Food for thought

SOME gritty journalists become war correspondents and have to brace themselves as they bear witness to man’s inhumanity to man.

The Diary has an equally onerous task, for during the past few days we have been reporting on man’s inhumanity to turkey… and sprouts… and pigs in blankets.

In other words, we’ve been studying Scotland’s attitude to Christmas dinner leftovers.

Kilmarnock novelist David F Ross has been daring himself to deal with dessert. “Contemplating eating all the leftover cheese with no thought for the depravity of the dreams it’ll prompt,” he reveals.

With an insouciant courageousness to be admired, he adds: “This is closest I’m ever likely to get to LSD. Bring on the dancing horses…”

Dirty dealings

DURING her student years reader Joanna Holden worked a range of part-time jobs, including waitressing in a grubby restaurant in Glasgow’s south side. She recalls her first day serving tables, when a colleague said to her: “Dinnae hold out on makin’ oany extra cash on top of yer wages. The only tip you’ll get in here is the kitchen.”

Bum deal

RELAXING in a cafe, reader Beryl Hanson heard two teenage girls discussing Christmas presents they had received.

One disclosed that her parents had bought her a jacket, though she had decided to take it back to the shop and replace it with a longer garment.

She explained her reasoning thus: “I want something to cover my backside. In this weather I’d rather have a warm bum than a hot date.”

Freedom of forgetting

MORE female wisdom. Reader Clive Dawson was on a train when he overheard one middle-aged lady say to another: “So how you feeling nowadays?”
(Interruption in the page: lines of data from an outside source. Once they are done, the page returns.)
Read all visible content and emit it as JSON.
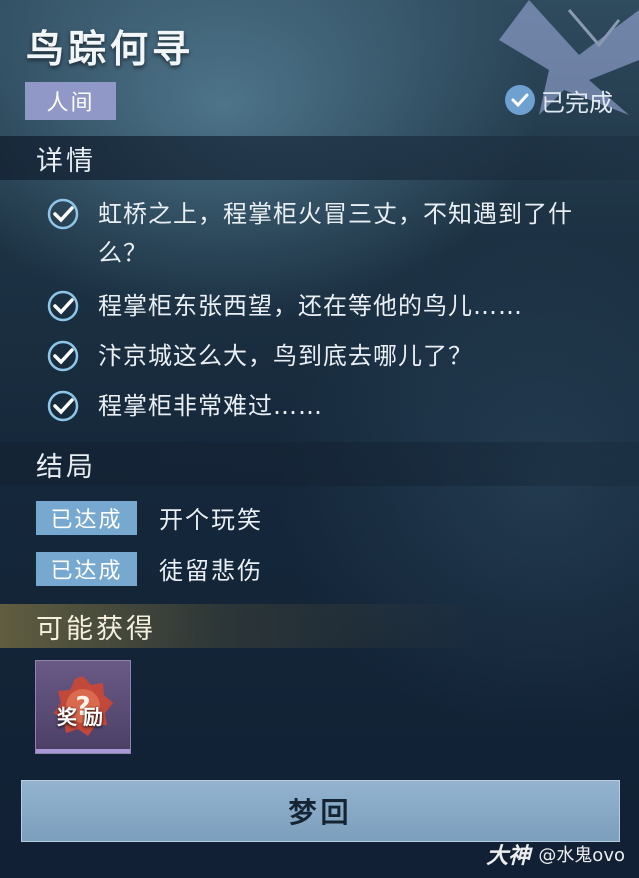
{
  "quest": {
    "title": "鸟踪何寻",
    "category": "人间",
    "status": "已完成"
  },
  "details": {
    "heading": "详情",
    "items": [
      "虹桥之上，程掌柜火冒三丈，不知遇到了什么？",
      "程掌柜东张西望，还在等他的鸟儿……",
      "汴京城这么大，鸟到底去哪儿了？",
      "程掌柜非常难过……"
    ]
  },
  "endings": {
    "heading": "结局",
    "items": [
      {
        "badge": "已达成",
        "name": "开个玩笑"
      },
      {
        "badge": "已达成",
        "name": "徒留悲伤"
      }
    ]
  },
  "rewards": {
    "heading": "可能获得",
    "items": [
      {
        "label": "奖励",
        "icon": "mystery-reward-icon"
      }
    ]
  },
  "action": {
    "label": "梦回"
  },
  "watermark": {
    "logo": "大神",
    "user": "@水鬼ovo"
  },
  "colors": {
    "category_tag": "#8f98c6",
    "ending_badge": "#77a9d0",
    "check_accent": "#8ec6e8",
    "button": "#8aaac7"
  }
}
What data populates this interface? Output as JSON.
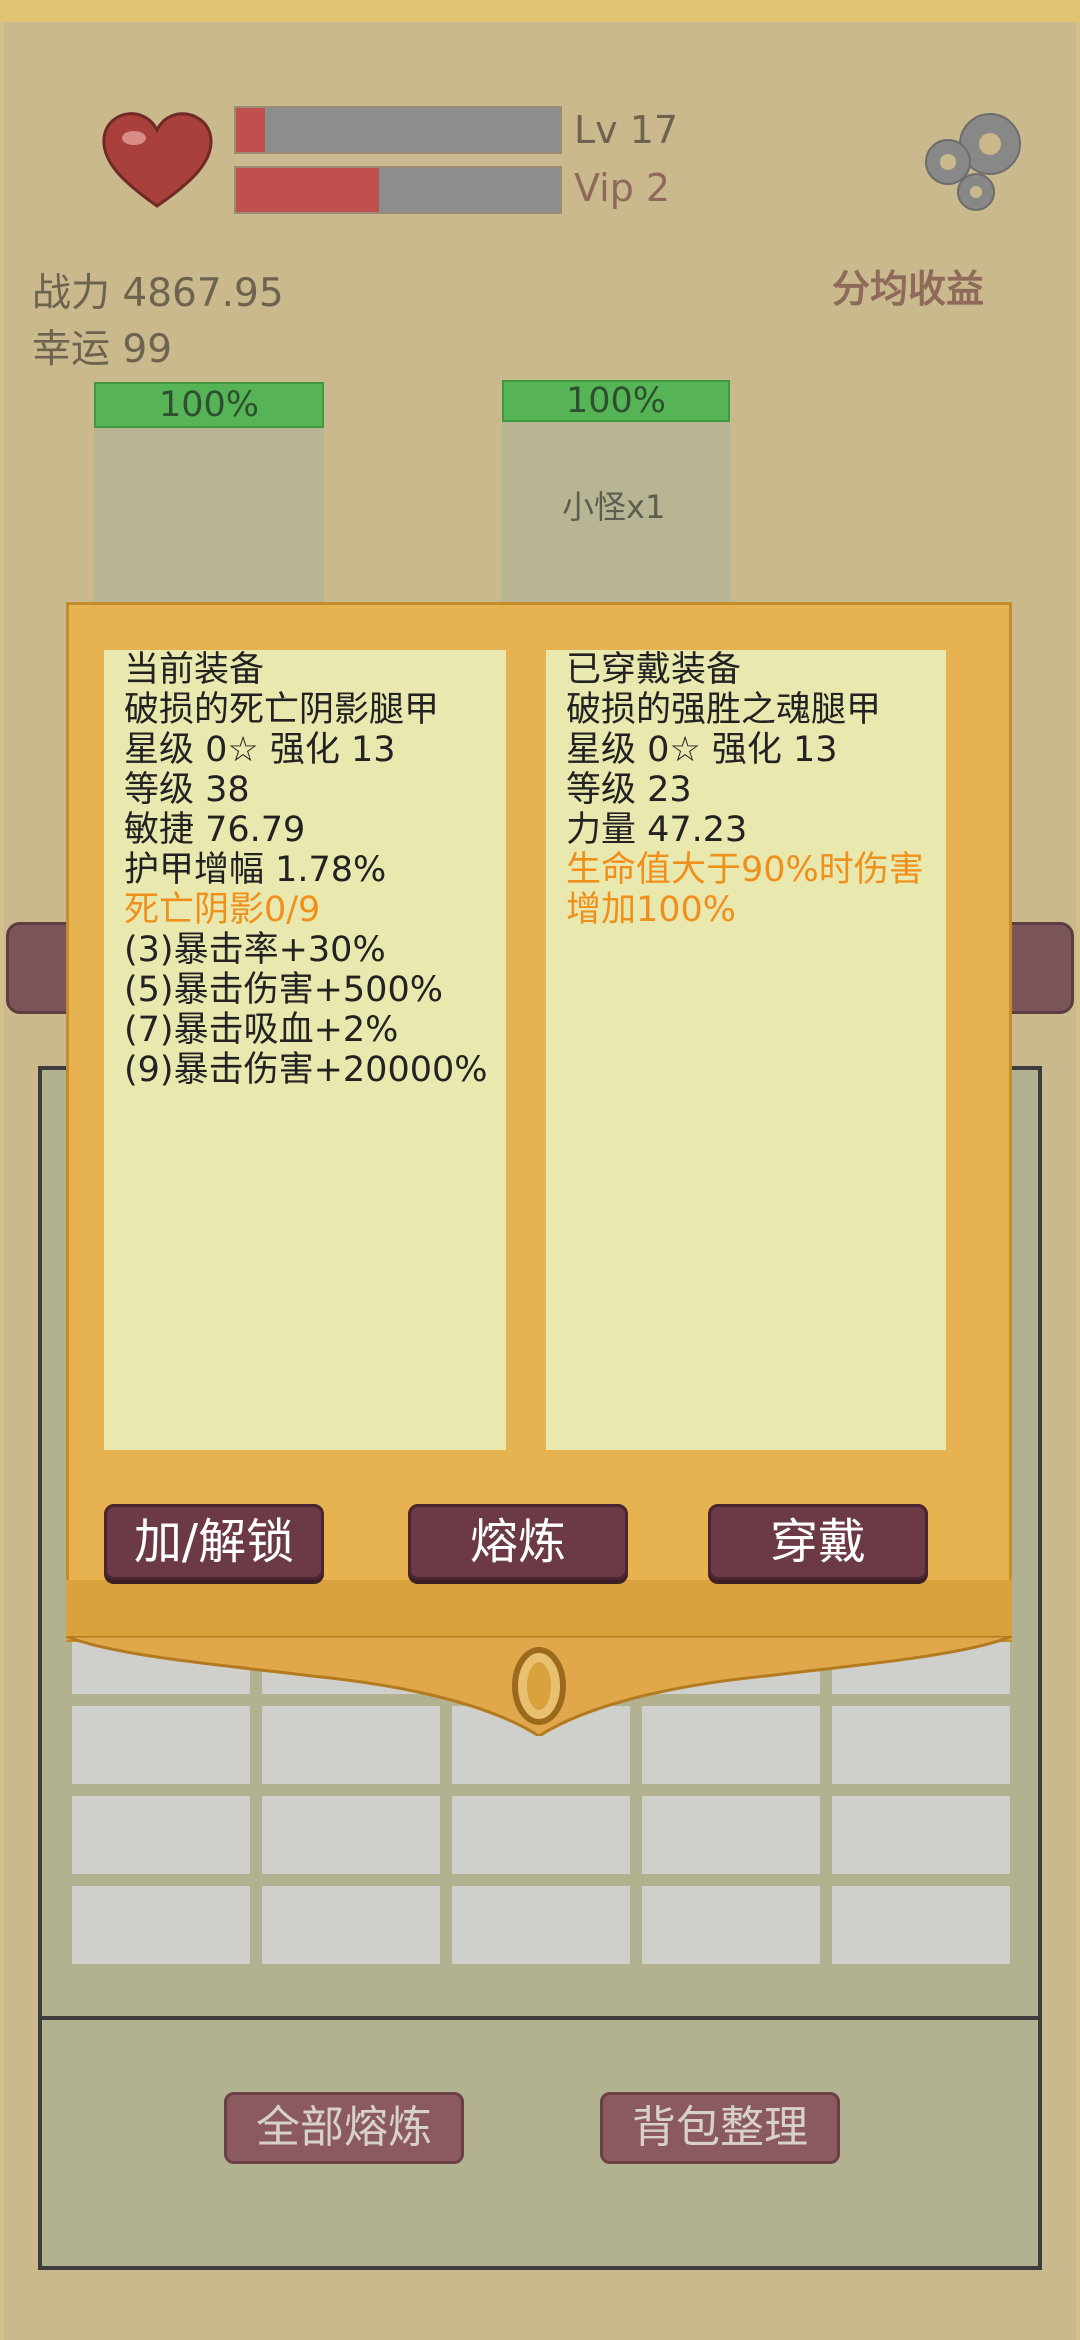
{
  "header": {
    "level": "Lv 17",
    "vip": "Vip 2",
    "level_progress": 0.09,
    "vip_progress": 0.44,
    "heart_icon": "heart-icon",
    "settings_icon": "gear-icon"
  },
  "stats": {
    "power": "战力 4867.95",
    "luck": "幸运 99",
    "earnings_label": "分均收益"
  },
  "battle": {
    "player_hp": "100%",
    "enemy_hp": "100%",
    "enemy_label": "小怪x1"
  },
  "modal": {
    "current": {
      "title": "当前装备",
      "name": "破损的死亡阴影腿甲",
      "star": "星级 0☆ 强化 13",
      "level": "等级 38",
      "attr1": "敏捷 76.79",
      "attr2": "护甲增幅 1.78%",
      "set_name": "死亡阴影0/9",
      "set_bonuses": [
        "(3)暴击率+30%",
        "(5)暴击伤害+500%",
        "(7)暴击吸血+2%",
        "(9)暴击伤害+20000%"
      ]
    },
    "equipped": {
      "title": "已穿戴装备",
      "name": "破损的强胜之魂腿甲",
      "star": "星级 0☆ 强化 13",
      "level": "等级 23",
      "attr1": "力量 47.23",
      "special": "生命值大于90%时伤害增加100%"
    },
    "buttons": {
      "lock": "加/解锁",
      "smelt": "熔炼",
      "wear": "穿戴"
    }
  },
  "inventory": {
    "smelt_all": "全部熔炼",
    "sort_bag": "背包整理"
  },
  "colors": {
    "accent_orange": "#f0901c",
    "hp_green": "#56b456",
    "bar_red": "#c0504d",
    "button_maroon": "#6b3a44"
  }
}
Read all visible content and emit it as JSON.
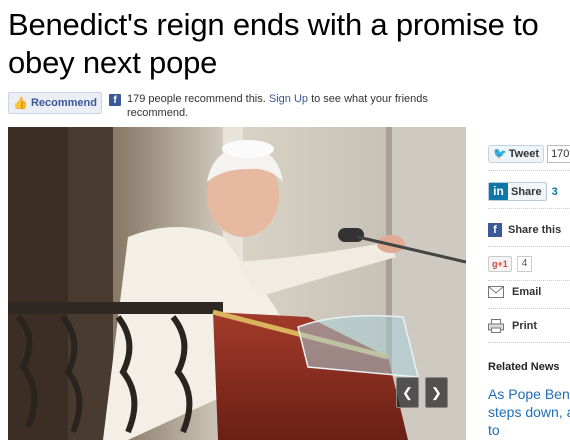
{
  "article": {
    "headline": "Benedict's reign ends with a promise to obey next pope"
  },
  "facebook": {
    "recommend_label": "Recommend",
    "recommend_text_before": "179 people recommend this.",
    "signup_label": "Sign Up",
    "recommend_text_after": "to see what your friends recommend.",
    "logo_glyph": "f"
  },
  "photo": {
    "prev_label": "❮",
    "next_label": "❯"
  },
  "share": {
    "tweet_label": "Tweet",
    "tweet_count": "170",
    "linkedin_logo": "in",
    "linkedin_label": "Share",
    "linkedin_count": "3",
    "facebook_logo": "f",
    "facebook_label": "Share this",
    "gplus_label": "g+1",
    "gplus_count": "4",
    "email_label": "Email",
    "print_label": "Print"
  },
  "related": {
    "title": "Related News",
    "link_text": "As Pope Benedict steps down, asks U.N. to"
  },
  "colors": {
    "facebook_blue": "#3b5998",
    "link_blue": "#1f6fb5",
    "twitter_blue": "#2aa9e0",
    "linkedin_blue": "#0e76a8"
  }
}
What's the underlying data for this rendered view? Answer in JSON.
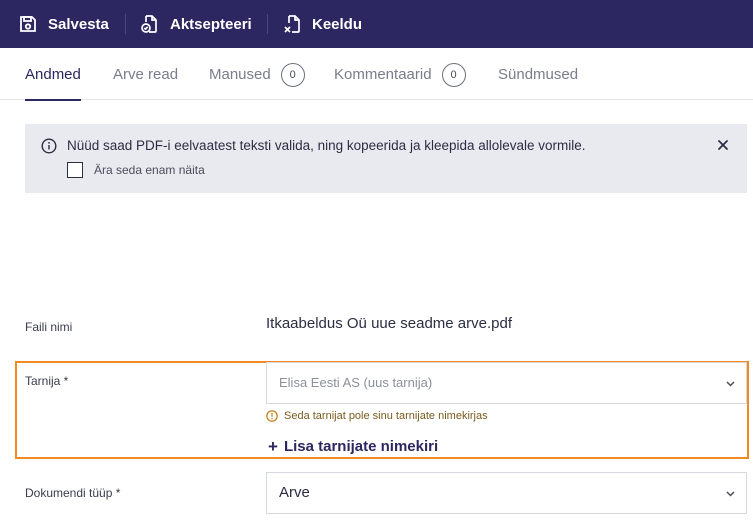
{
  "toolbar": {
    "save_label": "Salvesta",
    "accept_label": "Aktsepteeri",
    "reject_label": "Keeldu",
    "background_color": "#2c2760"
  },
  "tabs": [
    {
      "label": "Andmed",
      "active": true
    },
    {
      "label": "Arve read"
    },
    {
      "label": "Manused",
      "count": "0"
    },
    {
      "label": "Kommentaarid",
      "count": "0"
    },
    {
      "label": "Sündmused"
    }
  ],
  "banner": {
    "message": "Nüüd saad PDF-i eelvaatest teksti valida, ning kopeerida ja kleepida allolevale vormile.",
    "dont_show_label": "Ära seda enam näita",
    "dont_show_checked": false
  },
  "form": {
    "file_name_label": "Faili nimi",
    "file_name_value": "Itkaabeldus Oü uue seadme arve.pdf",
    "supplier_label": "Tarnija *",
    "supplier_value": "Elisa Eesti AS (uus tarnija)",
    "supplier_warning": "Seda tarnijat pole sinu tarnijate nimekirjas",
    "add_supplier_label": "Lisa tarnijate nimekiri",
    "doc_type_label": "Dokumendi tüüp *",
    "doc_type_value": "Arve"
  },
  "colors": {
    "highlight": "#f08a24",
    "banner_bg": "#e9eaf0",
    "accent": "#2c2760"
  }
}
“Much better,” replied her chum, “now I’m in denial.”

Hogmanay hog-tied

GLASGOW theatrical impresario Robert C Kelly has been contemplating the divergent fates of the UK’s devolved nations this Hogmanay, which inspires him to tell us the following gag: “New Year 2021. An Englishman, an Englishman and an Englishman walk into a bar…”

The name game

SOME people seem destined to choose certain careers, notes reader Lachlan Bradley, who spotted a Met Office employee quoted in the media, who answers to the fitting name of… Craig Snell.

(If the word Snell doesn’t ring a bell, have a perusal of the Burns poem about the field mouse, where the poet uses it to describe the homeless wee beastie’s woeful, windy fate.)

Future fumigant

“MY New Year resolution is to stop using spray deodorants,” says reader Philip Hartwell. “Roll on 2022.”

Read more: Who remembers the Glasgow pub The Dirty Duchess?